• **Activity**:
A single number is wanted: how many lines of the records below contain the word "date".

• **Data section**:
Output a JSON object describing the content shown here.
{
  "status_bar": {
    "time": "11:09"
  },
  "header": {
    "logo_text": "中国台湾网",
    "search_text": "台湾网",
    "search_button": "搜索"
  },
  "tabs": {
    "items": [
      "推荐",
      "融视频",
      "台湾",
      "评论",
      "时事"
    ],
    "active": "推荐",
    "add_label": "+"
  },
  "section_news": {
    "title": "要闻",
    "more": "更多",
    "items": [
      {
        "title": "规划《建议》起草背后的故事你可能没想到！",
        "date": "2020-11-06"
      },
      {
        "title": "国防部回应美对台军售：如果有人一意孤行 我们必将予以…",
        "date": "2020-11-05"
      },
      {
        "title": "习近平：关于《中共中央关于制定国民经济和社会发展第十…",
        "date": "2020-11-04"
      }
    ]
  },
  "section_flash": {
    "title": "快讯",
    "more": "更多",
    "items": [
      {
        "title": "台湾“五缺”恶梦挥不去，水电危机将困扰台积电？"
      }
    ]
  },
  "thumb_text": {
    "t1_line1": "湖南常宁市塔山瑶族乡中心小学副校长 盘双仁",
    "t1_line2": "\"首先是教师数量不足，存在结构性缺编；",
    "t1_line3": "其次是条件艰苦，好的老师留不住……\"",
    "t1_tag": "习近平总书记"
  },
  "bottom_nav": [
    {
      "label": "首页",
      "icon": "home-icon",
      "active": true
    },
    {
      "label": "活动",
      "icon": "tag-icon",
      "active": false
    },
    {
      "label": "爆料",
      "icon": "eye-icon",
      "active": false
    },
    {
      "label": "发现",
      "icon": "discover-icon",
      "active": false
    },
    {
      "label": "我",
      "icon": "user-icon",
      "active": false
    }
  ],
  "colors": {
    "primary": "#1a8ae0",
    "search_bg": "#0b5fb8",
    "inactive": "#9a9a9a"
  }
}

• **Answer space**:
3